(Component data from apps and pages)

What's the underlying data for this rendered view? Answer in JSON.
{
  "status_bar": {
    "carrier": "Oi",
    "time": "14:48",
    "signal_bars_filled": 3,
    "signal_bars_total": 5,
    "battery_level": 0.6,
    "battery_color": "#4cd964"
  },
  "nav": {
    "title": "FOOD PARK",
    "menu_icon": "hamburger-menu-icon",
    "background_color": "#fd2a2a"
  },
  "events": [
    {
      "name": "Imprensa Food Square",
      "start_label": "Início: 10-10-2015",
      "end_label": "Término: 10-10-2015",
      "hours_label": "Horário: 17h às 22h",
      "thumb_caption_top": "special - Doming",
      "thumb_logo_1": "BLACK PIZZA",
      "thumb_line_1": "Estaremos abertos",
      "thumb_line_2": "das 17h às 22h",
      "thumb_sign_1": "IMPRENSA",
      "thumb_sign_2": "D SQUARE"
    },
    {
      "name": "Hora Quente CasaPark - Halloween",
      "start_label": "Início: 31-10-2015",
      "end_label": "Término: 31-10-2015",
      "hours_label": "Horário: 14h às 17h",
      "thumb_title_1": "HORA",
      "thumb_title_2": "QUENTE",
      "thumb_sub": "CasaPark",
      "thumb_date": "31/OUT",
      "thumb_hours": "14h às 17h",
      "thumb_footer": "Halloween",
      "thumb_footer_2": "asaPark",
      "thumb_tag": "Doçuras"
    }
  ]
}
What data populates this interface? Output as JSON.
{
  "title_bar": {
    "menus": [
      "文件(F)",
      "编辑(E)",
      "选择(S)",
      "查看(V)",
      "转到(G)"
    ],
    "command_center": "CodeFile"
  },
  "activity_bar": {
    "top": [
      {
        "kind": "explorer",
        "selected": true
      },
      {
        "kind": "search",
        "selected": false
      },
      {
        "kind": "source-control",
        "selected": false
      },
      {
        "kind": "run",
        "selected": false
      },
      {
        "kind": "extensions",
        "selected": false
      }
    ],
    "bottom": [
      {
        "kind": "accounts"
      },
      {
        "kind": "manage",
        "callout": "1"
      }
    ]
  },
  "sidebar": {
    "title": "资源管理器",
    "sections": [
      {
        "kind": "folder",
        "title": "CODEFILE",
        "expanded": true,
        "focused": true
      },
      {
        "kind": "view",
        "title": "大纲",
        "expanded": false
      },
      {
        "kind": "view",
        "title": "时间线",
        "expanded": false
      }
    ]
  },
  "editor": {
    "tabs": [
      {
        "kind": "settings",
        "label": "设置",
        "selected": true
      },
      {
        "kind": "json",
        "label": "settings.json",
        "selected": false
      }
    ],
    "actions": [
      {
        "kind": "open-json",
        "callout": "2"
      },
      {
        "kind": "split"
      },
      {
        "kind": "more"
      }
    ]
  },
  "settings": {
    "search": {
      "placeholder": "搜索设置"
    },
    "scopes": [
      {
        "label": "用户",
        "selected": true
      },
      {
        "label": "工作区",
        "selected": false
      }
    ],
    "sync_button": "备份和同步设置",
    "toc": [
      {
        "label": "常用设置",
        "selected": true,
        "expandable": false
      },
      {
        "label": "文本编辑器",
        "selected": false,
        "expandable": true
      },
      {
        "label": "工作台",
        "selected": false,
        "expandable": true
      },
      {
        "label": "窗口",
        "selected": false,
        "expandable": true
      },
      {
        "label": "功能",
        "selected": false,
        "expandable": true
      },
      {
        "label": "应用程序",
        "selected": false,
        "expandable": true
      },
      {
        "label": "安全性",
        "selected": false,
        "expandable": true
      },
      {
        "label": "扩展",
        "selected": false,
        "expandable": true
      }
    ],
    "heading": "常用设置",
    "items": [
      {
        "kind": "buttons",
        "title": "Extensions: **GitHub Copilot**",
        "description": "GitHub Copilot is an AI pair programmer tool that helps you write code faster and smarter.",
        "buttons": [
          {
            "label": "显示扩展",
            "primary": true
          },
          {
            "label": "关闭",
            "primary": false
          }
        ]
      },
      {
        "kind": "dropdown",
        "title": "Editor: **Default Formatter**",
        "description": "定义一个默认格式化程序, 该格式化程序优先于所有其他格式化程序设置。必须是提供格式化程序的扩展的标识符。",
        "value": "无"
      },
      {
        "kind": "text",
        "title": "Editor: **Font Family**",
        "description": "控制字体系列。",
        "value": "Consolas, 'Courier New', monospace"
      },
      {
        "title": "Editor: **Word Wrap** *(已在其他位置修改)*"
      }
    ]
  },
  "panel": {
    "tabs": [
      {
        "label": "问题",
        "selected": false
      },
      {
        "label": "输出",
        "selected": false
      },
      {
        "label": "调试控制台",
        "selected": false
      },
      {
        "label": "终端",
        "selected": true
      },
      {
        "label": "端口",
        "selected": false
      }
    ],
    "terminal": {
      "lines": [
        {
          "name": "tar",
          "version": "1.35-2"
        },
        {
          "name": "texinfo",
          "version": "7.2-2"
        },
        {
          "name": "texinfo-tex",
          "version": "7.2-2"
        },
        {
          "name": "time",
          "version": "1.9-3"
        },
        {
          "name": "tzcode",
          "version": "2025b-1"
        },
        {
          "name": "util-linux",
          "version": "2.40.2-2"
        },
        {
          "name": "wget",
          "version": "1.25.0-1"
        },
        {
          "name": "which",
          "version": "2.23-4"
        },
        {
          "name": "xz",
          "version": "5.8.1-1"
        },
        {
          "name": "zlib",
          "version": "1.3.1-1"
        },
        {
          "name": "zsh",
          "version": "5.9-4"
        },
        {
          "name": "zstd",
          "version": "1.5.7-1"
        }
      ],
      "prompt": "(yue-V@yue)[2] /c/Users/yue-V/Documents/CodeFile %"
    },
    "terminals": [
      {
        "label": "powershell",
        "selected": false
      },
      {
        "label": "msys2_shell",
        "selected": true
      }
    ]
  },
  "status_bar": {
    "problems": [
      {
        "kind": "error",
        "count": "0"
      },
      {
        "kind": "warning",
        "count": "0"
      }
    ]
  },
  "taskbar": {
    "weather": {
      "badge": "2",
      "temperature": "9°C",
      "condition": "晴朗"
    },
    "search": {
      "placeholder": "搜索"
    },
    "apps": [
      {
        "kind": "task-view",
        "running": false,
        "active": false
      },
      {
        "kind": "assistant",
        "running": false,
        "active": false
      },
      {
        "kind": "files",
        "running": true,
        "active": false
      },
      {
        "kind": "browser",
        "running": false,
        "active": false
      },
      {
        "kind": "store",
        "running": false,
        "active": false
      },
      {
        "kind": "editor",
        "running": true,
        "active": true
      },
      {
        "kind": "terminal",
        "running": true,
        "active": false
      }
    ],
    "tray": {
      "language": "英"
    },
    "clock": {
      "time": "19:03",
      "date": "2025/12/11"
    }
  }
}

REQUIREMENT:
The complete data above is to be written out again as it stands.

SOLUTION TO THIS PROBLEM:
What's the underlying data for this rendered view? Answer in JSON.
{
  "status_bar": {
    "carrier": "Oi",
    "time": "14:48",
    "signal_bars_filled": 3,
    "signal_bars_total": 5,
    "battery_level": 0.6,
    "battery_color": "#4cd964"
  },
  "nav": {
    "title": "FOOD PARK",
    "menu_icon": "hamburger-menu-icon",
    "background_color": "#fd2a2a"
  },
  "events": [
    {
      "name": "Imprensa Food Square",
      "start_label": "Início: 10-10-2015",
      "end_label": "Término: 10-10-2015",
      "hours_label": "Horário: 17h às 22h",
      "thumb_caption_top": "special - Doming",
      "thumb_logo_1": "BLACK PIZZA",
      "thumb_line_1": "Estaremos abertos",
      "thumb_line_2": "das 17h às 22h",
      "thumb_sign_1": "IMPRENSA",
      "thumb_sign_2": "D SQUARE"
    },
    {
      "name": "Hora Quente CasaPark - Halloween",
      "start_label": "Início: 31-10-2015",
      "end_label": "Término: 31-10-2015",
      "hours_label": "Horário: 14h às 17h",
      "thumb_title_1": "HORA",
      "thumb_title_2": "QUENTE",
      "thumb_sub": "CasaPark",
      "thumb_date": "31/OUT",
      "thumb_hours": "14h às 17h",
      "thumb_footer": "Halloween",
      "thumb_footer_2": "asaPark",
      "thumb_tag": "Doçuras"
    }
  ]
}
What data populates this interface? Output as JSON.
{
  "title_bar": {
    "menus": [
      "文件(F)",
      "编辑(E)",
      "选择(S)",
      "查看(V)",
      "转到(G)"
    ],
    "command_center": "CodeFile"
  },
  "activity_bar": {
    "top": [
      {
        "kind": "explorer",
        "selected": true
      },
      {
        "kind": "search",
        "selected": false
      },
      {
        "kind": "source-control",
        "selected": false
      },
      {
        "kind": "run",
        "selected": false
      },
      {
        "kind": "extensions",
        "selected": false
      }
    ],
    "bottom": [
      {
        "kind": "accounts"
      },
      {
        "kind": "manage",
        "callout": "1"
      }
    ]
  },
  "sidebar": {
    "title": "资源管理器",
    "sections": [
      {
        "kind": "folder",
        "title": "CODEFILE",
        "expanded": true,
        "focused": true
      },
      {
        "kind": "view",
        "title": "大纲",
        "expanded": false
      },
      {
        "kind": "view",
        "title": "时间线",
        "expanded": false
      }
    ]
  },
  "editor": {
    "tabs": [
      {
        "kind": "settings",
        "label": "设置",
        "selected": true
      },
      {
        "kind": "json",
        "label": "settings.json",
        "selected": false
      }
    ],
    "actions": [
      {
        "kind": "open-json",
        "callout": "2"
      },
      {
        "kind": "split"
      },
      {
        "kind": "more"
      }
    ]
  },
  "settings": {
    "search": {
      "placeholder": "搜索设置"
    },
    "scopes": [
      {
        "label": "用户",
        "selected": true
      },
      {
        "label": "工作区",
        "selected": false
      }
    ],
    "sync_button": "备份和同步设置",
    "toc": [
      {
        "label": "常用设置",
        "selected": true,
        "expandable": false
      },
      {
        "label": "文本编辑器",
        "selected": false,
        "expandable": true
      },
      {
        "label": "工作台",
        "selected": false,
        "expandable": true
      },
      {
        "label": "窗口",
        "selected": false,
        "expandable": true
      },
      {
        "label": "功能",
        "selected": false,
        "expandable": true
      },
      {
        "label": "应用程序",
        "selected": false,
        "expandable": true
      },
      {
        "label": "安全性",
        "selected": false,
        "expandable": true
      },
      {
        "label": "扩展",
        "selected": false,
        "expandable": true
      }
    ],
    "heading": "常用设置",
    "items": [
      {
        "kind": "buttons",
        "title": "Extensions: **GitHub Copilot**",
        "description": "GitHub Copilot is an AI pair programmer tool that helps you write code faster and smarter.",
        "buttons": [
          {
            "label": "显示扩展",
            "primary": true
          },
          {
            "label": "关闭",
            "primary": false
          }
        ]
      },
      {
        "kind": "dropdown",
        "title": "Editor: **Default Formatter**",
        "description": "定义一个默认格式化程序, 该格式化程序优先于所有其他格式化程序设置。必须是提供格式化程序的扩展的标识符。",
        "value": "无"
      },
      {
        "kind": "text",
        "title": "Editor: **Font Family**",
        "description": "控制字体系列。",
        "value": "Consolas, 'Courier New', monospace"
      },
      {
        "title": "Editor: **Word Wrap** *(已在其他位置修改)*"
      }
    ]
  },
  "panel": {
    "tabs": [
      {
        "label": "问题",
        "selected": false
      },
      {
        "label": "输出",
        "selected": false
      },
      {
        "label": "调试控制台",
        "selected": false
      },
      {
        "label": "终端",
        "selected": true
      },
      {
        "label": "端口",
        "selected": false
      }
    ],
    "terminal": {
      "lines": [
        {
          "name": "tar",
          "version": "1.35-2"
        },
        {
          "name": "texinfo",
          "version": "7.2-2"
        },
        {
          "name": "texinfo-tex",
          "version": "7.2-2"
        },
        {
          "name": "time",
          "version": "1.9-3"
        },
        {
          "name": "tzcode",
          "version": "2025b-1"
        },
        {
          "name": "util-linux",
          "version": "2.40.2-2"
        },
        {
          "name": "wget",
          "version": "1.25.0-1"
        },
        {
          "name": "which",
          "version": "2.23-4"
        },
        {
          "name": "xz",
          "version": "5.8.1-1"
        },
        {
          "name": "zlib",
          "version": "1.3.1-1"
        },
        {
          "name": "zsh",
          "version": "5.9-4"
        },
        {
          "name": "zstd",
          "version": "1.5.7-1"
        }
      ],
      "prompt": "(yue-V@yue)[2] /c/Users/yue-V/Documents/CodeFile %"
    },
    "terminals": [
      {
        "label": "powershell",
        "selected": false
      },
      {
        "label": "msys2_shell",
        "selected": true
      }
    ]
  },
  "status_bar": {
    "problems": [
      {
        "kind": "error",
        "count": "0"
      },
      {
        "kind": "warning",
        "count": "0"
      }
    ]
  },
  "taskbar": {
    "weather": {
      "badge": "2",
      "temperature": "9°C",
      "condition": "晴朗"
    },
    "search": {
      "placeholder": "搜索"
    },
    "apps": [
      {
        "kind": "task-view",
        "running": false,
        "active": false
      },
      {
        "kind": "assistant",
        "running": false,
        "active": false
      },
      {
        "kind": "files",
        "running": true,
        "active": false
      },
      {
        "kind": "browser",
        "running": false,
        "active": false
      },
      {
        "kind": "store",
        "running": false,
        "active": false
      },
      {
        "kind": "editor",
        "running": true,
        "active": true
      },
      {
        "kind": "terminal",
        "running": true,
        "active": false
      }
    ],
    "tray": {
      "language": "英"
    },
    "clock": {
      "time": "19:03",
      "date": "2025/12/11"
    }
  }
}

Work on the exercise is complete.